I think I finally am doing what I love. But would I do things differently? Probably not, because if I’d done things differently, I might not be doing what I love. Our paths constantly twist and turn, and taking a left somewhere I actually took a right might lead me to an entirely different destination.

12. Your favorite story about a success or a failure you have learned from. Could be a stalker, could be a failed client… we want to know about your process.

Early in my career as a journalist, I was too headstrong and too sure that I knew better than everyone else. I got myself in trouble and even ended up on probation for a short time. Honestly, being put on probation was the best thing that ever happened to me, because it made me sit straight and really focus on what was important.

I stopped worrying so much about everyone else and focused on doing the best job that I could do.

13. You are well known in your niche, how are you helping other women (if you are) and giving it forward.

I try to be a strong advocate for women across industries. When younger women ask for advice or to meet and pick my brain, I try to make the time. We can only expect those who come after us to achieve more if we don’t expect them to have to scale the same walls over and over again.

successful-inbound-marketing-strategy-277x30014. What’s something most people don’t know about you?

I like vegetables as much as I like bacon.

15. How can we as women make the world a better place?

We can treat everyone as a human being and not assume we know their story.
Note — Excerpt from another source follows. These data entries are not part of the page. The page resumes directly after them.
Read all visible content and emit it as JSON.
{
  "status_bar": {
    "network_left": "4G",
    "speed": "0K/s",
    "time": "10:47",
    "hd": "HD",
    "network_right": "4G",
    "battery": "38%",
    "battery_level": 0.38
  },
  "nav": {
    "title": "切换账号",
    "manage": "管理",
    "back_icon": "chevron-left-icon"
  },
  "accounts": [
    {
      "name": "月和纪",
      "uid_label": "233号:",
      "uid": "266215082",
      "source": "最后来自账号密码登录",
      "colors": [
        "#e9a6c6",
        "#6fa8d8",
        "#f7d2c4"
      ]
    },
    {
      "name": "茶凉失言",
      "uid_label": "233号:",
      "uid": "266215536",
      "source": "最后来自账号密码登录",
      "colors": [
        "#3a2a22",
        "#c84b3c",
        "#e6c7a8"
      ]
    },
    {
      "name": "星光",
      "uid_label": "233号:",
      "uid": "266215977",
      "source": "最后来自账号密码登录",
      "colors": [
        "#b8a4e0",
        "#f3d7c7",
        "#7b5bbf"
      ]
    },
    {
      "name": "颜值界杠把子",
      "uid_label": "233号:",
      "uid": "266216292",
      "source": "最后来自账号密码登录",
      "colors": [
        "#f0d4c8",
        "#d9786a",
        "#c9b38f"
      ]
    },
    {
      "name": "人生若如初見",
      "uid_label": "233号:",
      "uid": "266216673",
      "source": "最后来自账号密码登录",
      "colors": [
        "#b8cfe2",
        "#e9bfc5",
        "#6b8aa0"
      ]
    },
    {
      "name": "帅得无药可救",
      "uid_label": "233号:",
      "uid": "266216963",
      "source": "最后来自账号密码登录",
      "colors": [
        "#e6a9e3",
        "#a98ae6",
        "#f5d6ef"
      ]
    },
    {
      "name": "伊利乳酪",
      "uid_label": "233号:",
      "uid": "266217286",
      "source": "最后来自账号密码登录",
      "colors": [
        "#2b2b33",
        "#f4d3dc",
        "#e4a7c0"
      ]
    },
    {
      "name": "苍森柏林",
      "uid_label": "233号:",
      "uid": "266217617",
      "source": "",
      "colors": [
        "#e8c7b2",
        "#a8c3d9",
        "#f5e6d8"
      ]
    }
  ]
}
Everyone carries his or her own baggage. That doesn’t make their troubles less than ours – just different.